>>>>>
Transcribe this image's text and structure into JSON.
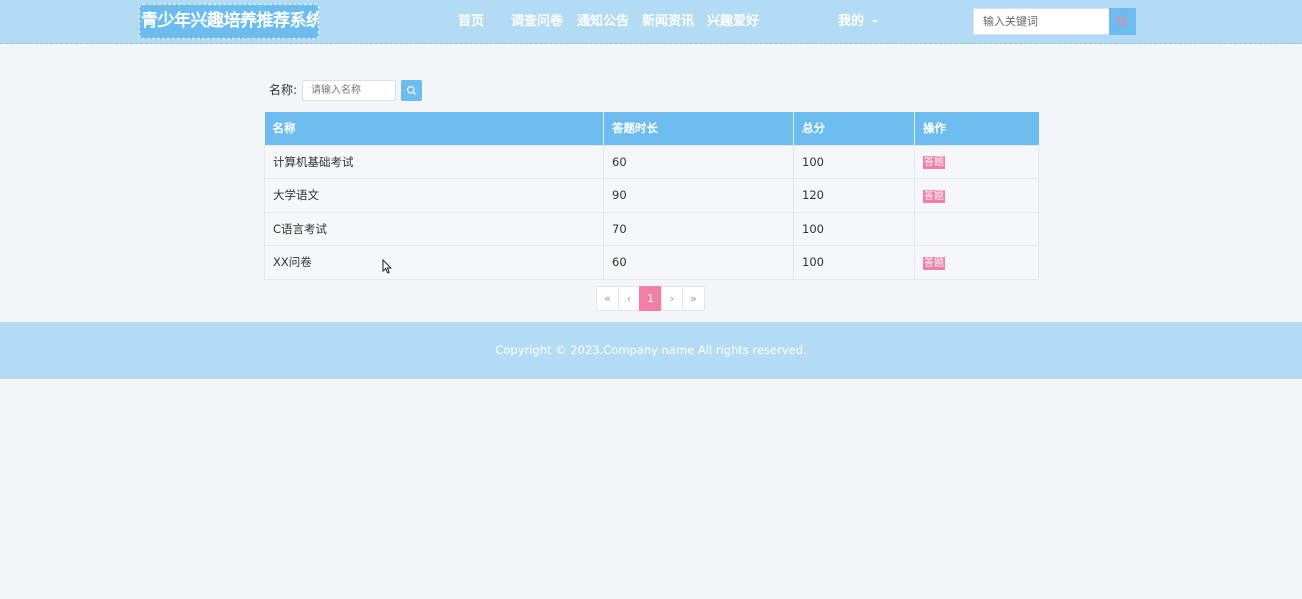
{
  "header": {
    "logo": "青少年兴趣培养推荐系统",
    "nav": [
      "首页",
      "调查问卷",
      "通知公告",
      "新闻资讯",
      "兴趣爱好"
    ],
    "mine": "我的",
    "search_placeholder": "输入关键词"
  },
  "filter": {
    "label": "名称:",
    "placeholder": "请输入名称"
  },
  "table": {
    "headers": [
      "名称",
      "答题时长",
      "总分",
      "操作"
    ],
    "rows": [
      {
        "name": "计算机基础考试",
        "duration": "60",
        "score": "100",
        "action": "答题"
      },
      {
        "name": "大学语文",
        "duration": "90",
        "score": "120",
        "action": "答题"
      },
      {
        "name": "C语言考试",
        "duration": "70",
        "score": "100",
        "action": ""
      },
      {
        "name": "XX问卷",
        "duration": "60",
        "score": "100",
        "action": "答题"
      }
    ]
  },
  "pager": {
    "first": "«",
    "prev": "‹",
    "current": "1",
    "next": "›",
    "last": "»"
  },
  "footer": {
    "copyright": "Copyright © 2023.Company name All rights reserved."
  },
  "colors": {
    "brand": "#6cbcef",
    "header_bg": "#b3dbf3",
    "accent": "#f27fa6"
  }
}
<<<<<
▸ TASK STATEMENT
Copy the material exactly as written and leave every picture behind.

▸ SOLUTION TO THE EXERCISE
Transcribe this image's text and structure into JSON.
{
  "header": {
    "logo": "青少年兴趣培养推荐系统",
    "nav": [
      "首页",
      "调查问卷",
      "通知公告",
      "新闻资讯",
      "兴趣爱好"
    ],
    "mine": "我的",
    "search_placeholder": "输入关键词"
  },
  "filter": {
    "label": "名称:",
    "placeholder": "请输入名称"
  },
  "table": {
    "headers": [
      "名称",
      "答题时长",
      "总分",
      "操作"
    ],
    "rows": [
      {
        "name": "计算机基础考试",
        "duration": "60",
        "score": "100",
        "action": "答题"
      },
      {
        "name": "大学语文",
        "duration": "90",
        "score": "120",
        "action": "答题"
      },
      {
        "name": "C语言考试",
        "duration": "70",
        "score": "100",
        "action": ""
      },
      {
        "name": "XX问卷",
        "duration": "60",
        "score": "100",
        "action": "答题"
      }
    ]
  },
  "pager": {
    "first": "«",
    "prev": "‹",
    "current": "1",
    "next": "›",
    "last": "»"
  },
  "footer": {
    "copyright": "Copyright © 2023.Company name All rights reserved."
  },
  "colors": {
    "brand": "#6cbcef",
    "header_bg": "#b3dbf3",
    "accent": "#f27fa6"
  }
}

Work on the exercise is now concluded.